# INFORMATION PROVIDED
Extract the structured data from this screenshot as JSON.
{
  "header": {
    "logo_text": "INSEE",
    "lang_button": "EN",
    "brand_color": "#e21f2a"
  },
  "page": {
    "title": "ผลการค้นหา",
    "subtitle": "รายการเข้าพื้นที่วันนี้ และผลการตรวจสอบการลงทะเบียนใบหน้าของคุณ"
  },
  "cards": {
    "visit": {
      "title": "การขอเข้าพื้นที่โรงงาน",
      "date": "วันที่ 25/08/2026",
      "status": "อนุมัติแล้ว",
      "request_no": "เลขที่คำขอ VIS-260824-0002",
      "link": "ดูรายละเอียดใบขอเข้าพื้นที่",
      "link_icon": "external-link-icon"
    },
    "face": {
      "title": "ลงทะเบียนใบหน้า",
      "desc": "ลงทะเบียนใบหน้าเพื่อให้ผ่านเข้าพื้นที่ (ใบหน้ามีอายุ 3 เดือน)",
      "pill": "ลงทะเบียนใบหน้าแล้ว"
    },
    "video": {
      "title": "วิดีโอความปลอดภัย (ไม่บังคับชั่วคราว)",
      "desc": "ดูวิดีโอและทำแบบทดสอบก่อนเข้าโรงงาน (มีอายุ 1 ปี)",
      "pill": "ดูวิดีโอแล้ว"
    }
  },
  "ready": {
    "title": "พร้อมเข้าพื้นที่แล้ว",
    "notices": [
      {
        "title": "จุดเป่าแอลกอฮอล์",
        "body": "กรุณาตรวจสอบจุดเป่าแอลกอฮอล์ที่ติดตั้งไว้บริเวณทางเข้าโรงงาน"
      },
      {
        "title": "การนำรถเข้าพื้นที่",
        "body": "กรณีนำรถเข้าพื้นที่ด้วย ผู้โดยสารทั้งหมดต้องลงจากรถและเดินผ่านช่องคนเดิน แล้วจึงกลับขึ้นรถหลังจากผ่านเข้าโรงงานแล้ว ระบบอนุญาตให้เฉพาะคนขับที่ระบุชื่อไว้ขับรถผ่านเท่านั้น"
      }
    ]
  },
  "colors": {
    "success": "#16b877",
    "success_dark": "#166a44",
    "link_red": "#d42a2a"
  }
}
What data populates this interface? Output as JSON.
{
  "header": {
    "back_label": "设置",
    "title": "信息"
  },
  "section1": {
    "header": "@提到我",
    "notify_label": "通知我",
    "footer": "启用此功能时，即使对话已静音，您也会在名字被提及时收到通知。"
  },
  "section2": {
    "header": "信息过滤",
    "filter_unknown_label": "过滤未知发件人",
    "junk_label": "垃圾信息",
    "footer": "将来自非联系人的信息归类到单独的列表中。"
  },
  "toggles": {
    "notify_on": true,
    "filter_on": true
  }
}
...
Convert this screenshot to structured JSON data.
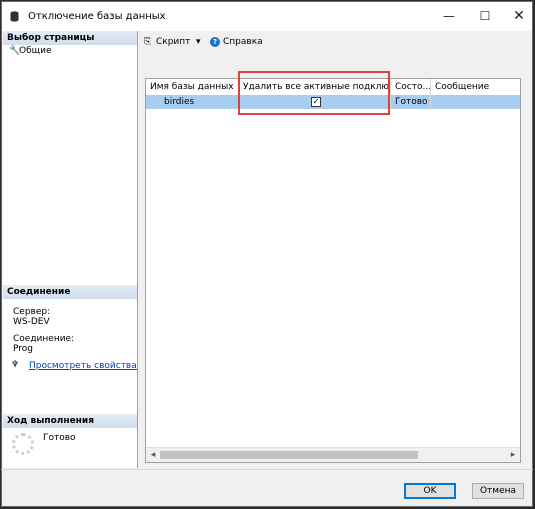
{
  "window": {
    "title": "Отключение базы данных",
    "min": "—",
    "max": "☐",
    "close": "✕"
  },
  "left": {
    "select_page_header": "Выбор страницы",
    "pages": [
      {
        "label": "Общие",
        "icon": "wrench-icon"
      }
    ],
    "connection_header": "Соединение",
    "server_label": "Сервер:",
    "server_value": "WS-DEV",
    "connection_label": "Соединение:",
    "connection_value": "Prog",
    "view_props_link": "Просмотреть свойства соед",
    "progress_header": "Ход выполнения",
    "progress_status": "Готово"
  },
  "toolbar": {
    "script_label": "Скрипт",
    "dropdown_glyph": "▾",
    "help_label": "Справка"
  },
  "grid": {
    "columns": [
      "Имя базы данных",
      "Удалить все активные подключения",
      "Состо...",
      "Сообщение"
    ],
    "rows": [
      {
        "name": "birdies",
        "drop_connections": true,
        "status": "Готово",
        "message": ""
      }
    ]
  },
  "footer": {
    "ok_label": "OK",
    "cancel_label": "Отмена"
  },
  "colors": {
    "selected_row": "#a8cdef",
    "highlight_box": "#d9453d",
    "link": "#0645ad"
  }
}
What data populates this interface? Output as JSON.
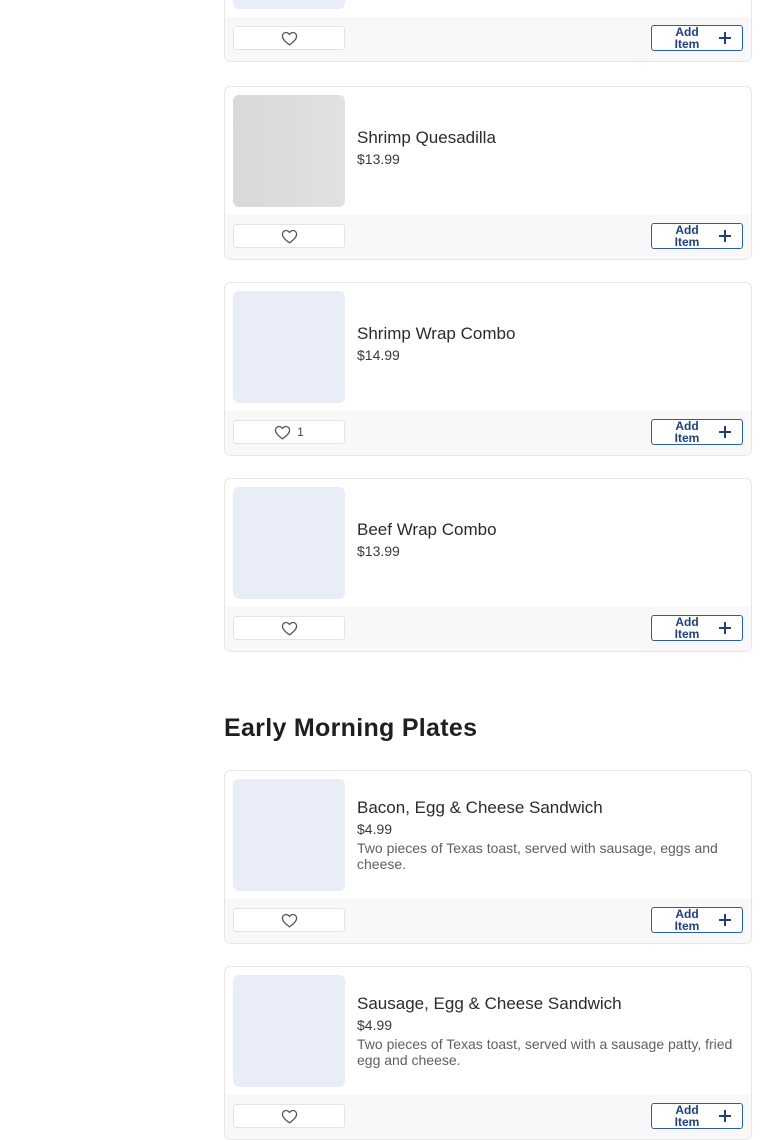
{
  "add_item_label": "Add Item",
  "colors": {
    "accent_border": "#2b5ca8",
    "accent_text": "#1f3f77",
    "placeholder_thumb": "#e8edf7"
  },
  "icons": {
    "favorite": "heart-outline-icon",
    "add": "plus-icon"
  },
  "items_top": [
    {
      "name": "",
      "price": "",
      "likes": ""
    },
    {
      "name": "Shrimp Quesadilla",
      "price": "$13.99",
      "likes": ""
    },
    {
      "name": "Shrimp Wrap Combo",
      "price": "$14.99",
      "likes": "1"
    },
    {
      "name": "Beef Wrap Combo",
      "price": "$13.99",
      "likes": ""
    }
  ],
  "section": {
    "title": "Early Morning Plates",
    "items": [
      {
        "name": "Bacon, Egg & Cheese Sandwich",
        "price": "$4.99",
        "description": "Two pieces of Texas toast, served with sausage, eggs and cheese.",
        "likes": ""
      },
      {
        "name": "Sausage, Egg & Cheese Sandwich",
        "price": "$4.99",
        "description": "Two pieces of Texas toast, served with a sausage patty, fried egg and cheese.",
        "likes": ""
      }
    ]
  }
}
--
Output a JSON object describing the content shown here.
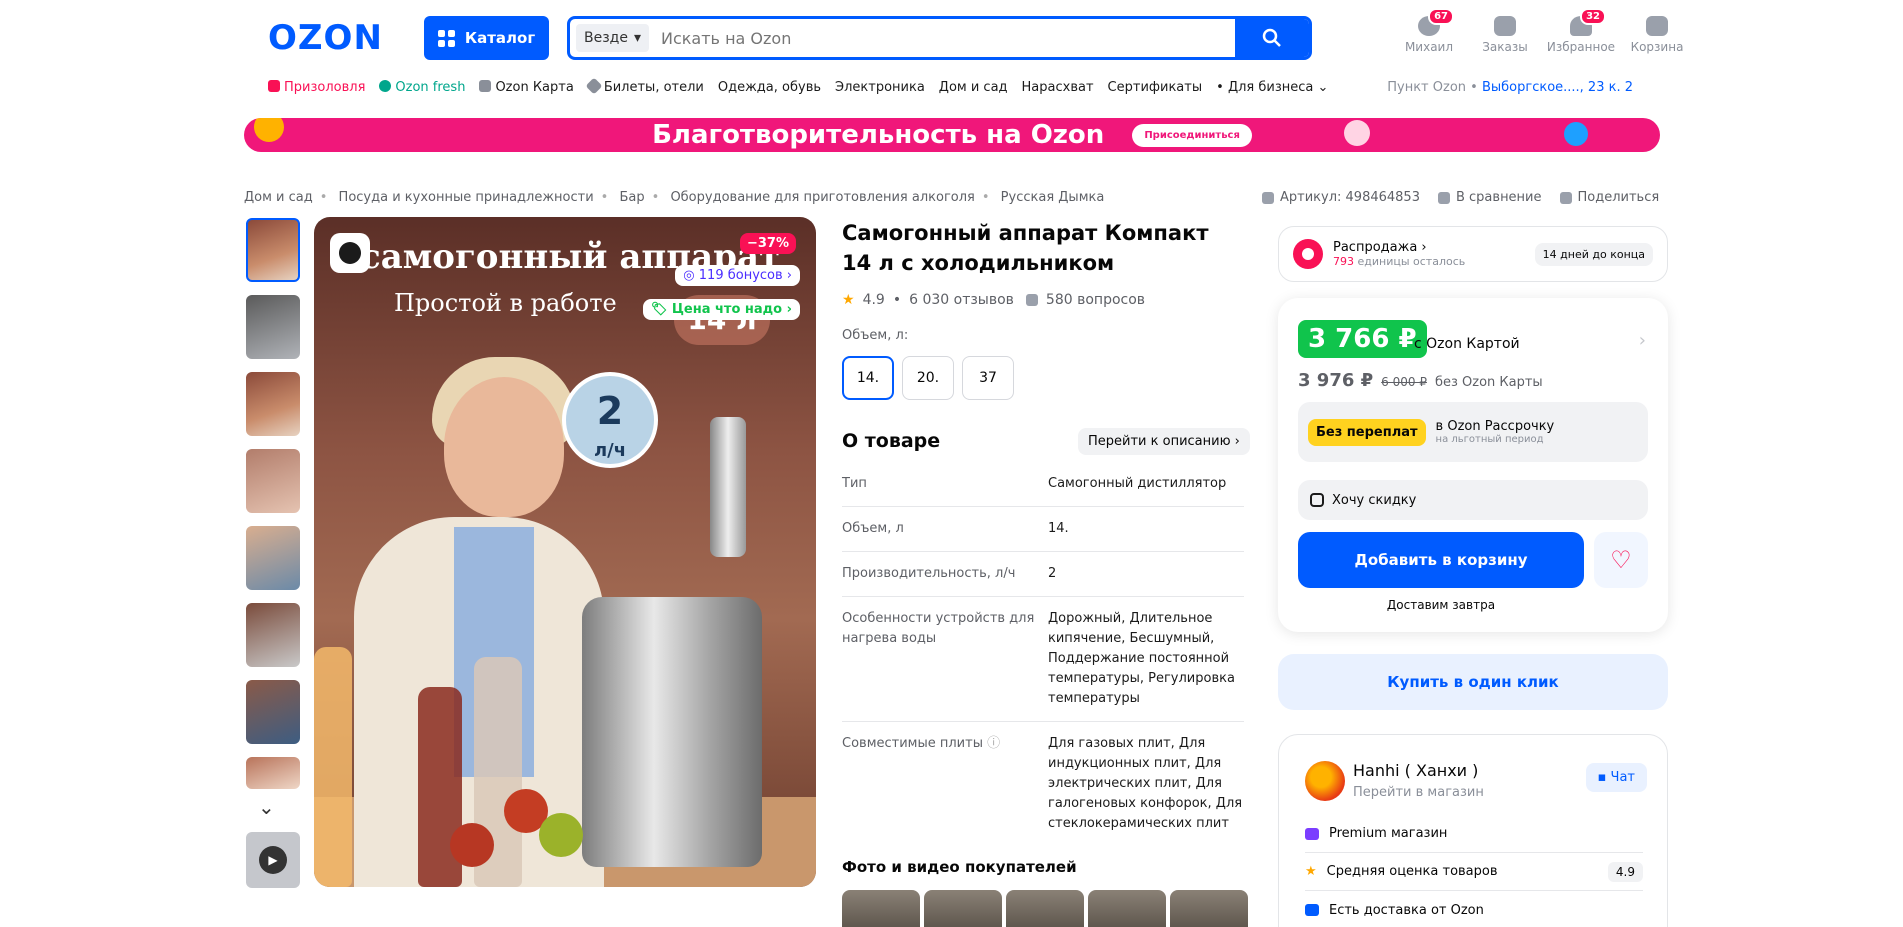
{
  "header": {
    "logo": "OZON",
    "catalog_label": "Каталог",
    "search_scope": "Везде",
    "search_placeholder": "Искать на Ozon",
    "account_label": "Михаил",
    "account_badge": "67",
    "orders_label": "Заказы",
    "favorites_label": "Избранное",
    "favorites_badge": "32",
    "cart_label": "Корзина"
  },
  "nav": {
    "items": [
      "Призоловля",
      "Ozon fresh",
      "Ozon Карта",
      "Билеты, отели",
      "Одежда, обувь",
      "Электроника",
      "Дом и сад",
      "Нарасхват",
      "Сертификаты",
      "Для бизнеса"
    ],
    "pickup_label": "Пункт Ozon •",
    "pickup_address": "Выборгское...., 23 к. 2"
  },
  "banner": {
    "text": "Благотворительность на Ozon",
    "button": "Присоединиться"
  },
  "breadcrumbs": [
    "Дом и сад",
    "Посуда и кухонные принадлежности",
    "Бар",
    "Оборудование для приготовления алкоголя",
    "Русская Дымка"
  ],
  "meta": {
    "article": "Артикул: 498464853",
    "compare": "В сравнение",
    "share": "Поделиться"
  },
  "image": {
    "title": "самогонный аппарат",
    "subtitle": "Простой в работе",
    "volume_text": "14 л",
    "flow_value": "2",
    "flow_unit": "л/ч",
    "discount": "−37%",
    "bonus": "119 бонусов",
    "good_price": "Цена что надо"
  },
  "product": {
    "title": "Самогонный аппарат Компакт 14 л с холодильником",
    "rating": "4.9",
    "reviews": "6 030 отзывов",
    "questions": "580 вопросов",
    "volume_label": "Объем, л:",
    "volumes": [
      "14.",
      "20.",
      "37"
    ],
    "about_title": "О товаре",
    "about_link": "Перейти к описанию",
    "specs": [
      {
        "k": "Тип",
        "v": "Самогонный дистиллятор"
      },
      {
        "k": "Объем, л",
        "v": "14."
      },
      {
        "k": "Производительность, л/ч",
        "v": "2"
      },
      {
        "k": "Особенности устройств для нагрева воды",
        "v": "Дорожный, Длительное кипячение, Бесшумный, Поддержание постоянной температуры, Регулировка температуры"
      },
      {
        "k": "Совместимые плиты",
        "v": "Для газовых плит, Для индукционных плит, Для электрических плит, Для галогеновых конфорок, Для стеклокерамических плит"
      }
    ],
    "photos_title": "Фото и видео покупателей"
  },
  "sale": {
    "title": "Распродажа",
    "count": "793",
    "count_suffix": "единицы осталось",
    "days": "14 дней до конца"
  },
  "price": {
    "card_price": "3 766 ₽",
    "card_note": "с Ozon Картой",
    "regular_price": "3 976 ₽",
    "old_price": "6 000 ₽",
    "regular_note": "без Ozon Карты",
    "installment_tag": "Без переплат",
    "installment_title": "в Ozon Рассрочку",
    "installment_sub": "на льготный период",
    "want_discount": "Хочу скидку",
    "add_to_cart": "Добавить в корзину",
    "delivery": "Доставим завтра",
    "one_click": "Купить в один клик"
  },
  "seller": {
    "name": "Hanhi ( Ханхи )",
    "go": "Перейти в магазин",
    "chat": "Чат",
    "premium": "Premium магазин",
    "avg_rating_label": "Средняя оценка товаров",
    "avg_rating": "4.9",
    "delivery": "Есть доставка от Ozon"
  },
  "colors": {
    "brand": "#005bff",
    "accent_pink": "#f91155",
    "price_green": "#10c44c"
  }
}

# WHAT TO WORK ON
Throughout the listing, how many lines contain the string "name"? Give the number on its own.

# EXERCISE RESPONSE
8